90 of Murray's 84 yards against the Lions were after contact. 30 of McKinnon's 23 were. Keenum is first in the league by quite a bit in avoiding sacks when pressured.— Eric Eager (@PFF_EricEager) November 28, 2017
Keenum is getting rid of it a quarter second slower than Bradford was last year, so you could argue last year's grades were a bit inflated and these year's are ~ the rest of the NFL.— Eric Eager (@PFF_EricEager) November 28, 2017
to which I replied:
Eager credited offensive coordinator Pat Shurmur more than Keenum, which I can agree with - he has certainly done a better job than Norv Turner- but Keenum’s elusiveness and ability to deliver under pressure has made plenty of key plays in the Vikings 8-game winning streak.
Head coach Mike Zimmer was also asked again about Keenum in his post-game press conference. One of the surprises he mentioned was that Keenum has been so successful moving in the pocket.
Statistically, Keenum has been performing at a high level, and generally improving over the course of the season. He has a passer rating over 100 in each of his last four games, including a 120.4 rating today at Atlanta. He also has the highest QBR rating among active QBs in the league right now, with a 75.5 - ahead of both Carson Wentz and Tom Brady. QBR is designed to give more weight to successful and key plays, while discounting garbage time stats, while also assigning value to what the QB actually did, compared to his teammates in making a play successful. Here is an explanation. Statistical purists don’t like it because there is no simple formula, and ESPN doesn’t lay out exactly how it derives this stat. But it is useful in getting a better idea, even if a bit vague, of the value added by a QB, rather than just looking at overall yards and hype.
Bottom line, Keenum has been improving- not collapsing as many have predicted- as the season has progressed.
The Vikings started the key five-game stretch of their season after the bye-week at Washington. After four games, and four wins, they have been very impressive against four tough teams, regardless of their records now. They’ve won on the road, they’ve won at home. They’ve won against top offenses. They’ve won against tough defenses. They’ve won against a tough division opponent.
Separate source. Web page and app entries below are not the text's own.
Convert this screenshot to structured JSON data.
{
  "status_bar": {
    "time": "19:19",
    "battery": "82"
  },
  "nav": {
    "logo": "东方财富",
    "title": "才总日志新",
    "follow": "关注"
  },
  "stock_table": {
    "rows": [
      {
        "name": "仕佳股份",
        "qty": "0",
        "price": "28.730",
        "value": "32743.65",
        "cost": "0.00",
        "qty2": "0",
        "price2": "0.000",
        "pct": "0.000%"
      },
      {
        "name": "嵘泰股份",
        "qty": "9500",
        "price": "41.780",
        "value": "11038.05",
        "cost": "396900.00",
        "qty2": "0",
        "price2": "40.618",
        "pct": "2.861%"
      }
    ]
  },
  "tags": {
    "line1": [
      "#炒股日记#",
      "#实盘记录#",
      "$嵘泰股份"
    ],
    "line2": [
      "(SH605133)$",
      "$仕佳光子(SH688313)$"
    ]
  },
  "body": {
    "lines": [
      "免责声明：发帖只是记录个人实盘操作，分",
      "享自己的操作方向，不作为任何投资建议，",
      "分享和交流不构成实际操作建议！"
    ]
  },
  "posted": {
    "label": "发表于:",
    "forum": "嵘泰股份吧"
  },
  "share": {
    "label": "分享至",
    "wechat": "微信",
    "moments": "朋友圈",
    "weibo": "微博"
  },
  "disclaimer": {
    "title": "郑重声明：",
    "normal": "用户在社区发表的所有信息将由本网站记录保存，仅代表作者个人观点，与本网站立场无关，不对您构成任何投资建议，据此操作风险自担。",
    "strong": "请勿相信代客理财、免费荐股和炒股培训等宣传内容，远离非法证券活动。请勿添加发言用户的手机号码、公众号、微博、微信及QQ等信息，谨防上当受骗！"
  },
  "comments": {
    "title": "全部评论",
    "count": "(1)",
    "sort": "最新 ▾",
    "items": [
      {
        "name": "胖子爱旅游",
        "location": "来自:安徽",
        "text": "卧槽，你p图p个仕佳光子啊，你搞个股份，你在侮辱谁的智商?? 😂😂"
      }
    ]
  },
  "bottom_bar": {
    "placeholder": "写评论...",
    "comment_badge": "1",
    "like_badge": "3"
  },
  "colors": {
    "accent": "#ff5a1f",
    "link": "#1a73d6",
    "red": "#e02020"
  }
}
And, if I’m not mistaken, they’ve beaten the spread as well in every one of their wins.
But there is one sobering thing about this 8-game winning streak:
They need to win seven more to (hopefully) get home field advantage throughout the playoffs and get to where we all want them to be in February: Super Bowl champions.